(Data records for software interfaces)
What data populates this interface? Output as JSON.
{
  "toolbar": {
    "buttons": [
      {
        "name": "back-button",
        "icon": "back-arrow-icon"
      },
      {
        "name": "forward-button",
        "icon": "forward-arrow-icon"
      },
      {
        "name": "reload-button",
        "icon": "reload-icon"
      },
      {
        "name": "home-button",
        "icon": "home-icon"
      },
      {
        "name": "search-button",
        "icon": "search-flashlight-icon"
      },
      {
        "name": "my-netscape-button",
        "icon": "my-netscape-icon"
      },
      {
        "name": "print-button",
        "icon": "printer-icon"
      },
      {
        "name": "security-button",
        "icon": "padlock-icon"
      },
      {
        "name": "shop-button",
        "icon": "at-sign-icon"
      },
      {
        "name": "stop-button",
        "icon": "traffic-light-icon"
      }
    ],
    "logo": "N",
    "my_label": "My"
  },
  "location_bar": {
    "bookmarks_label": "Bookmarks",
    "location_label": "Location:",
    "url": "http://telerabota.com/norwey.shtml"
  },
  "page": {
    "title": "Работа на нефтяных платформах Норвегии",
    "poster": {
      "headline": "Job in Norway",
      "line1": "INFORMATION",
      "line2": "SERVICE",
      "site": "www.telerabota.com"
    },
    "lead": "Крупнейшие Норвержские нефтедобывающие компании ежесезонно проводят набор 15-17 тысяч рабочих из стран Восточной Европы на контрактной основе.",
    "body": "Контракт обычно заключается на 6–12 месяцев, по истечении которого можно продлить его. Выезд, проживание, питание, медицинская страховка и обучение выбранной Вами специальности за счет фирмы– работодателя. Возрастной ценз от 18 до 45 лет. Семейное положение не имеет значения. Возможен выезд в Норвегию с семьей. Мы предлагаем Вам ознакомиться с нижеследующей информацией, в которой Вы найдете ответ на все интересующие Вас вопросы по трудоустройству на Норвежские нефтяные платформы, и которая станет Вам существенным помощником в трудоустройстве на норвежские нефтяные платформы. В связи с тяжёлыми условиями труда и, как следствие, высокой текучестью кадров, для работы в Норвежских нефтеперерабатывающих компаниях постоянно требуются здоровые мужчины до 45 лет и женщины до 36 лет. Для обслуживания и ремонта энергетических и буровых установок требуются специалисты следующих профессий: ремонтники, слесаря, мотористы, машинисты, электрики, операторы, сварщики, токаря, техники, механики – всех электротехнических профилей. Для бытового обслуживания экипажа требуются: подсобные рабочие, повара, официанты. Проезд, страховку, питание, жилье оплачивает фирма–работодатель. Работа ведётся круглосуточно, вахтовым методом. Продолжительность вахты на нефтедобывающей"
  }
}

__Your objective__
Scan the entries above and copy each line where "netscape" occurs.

__Result of this exercise__
        "name": "my-netscape-button",
        "icon": "my-netscape-icon"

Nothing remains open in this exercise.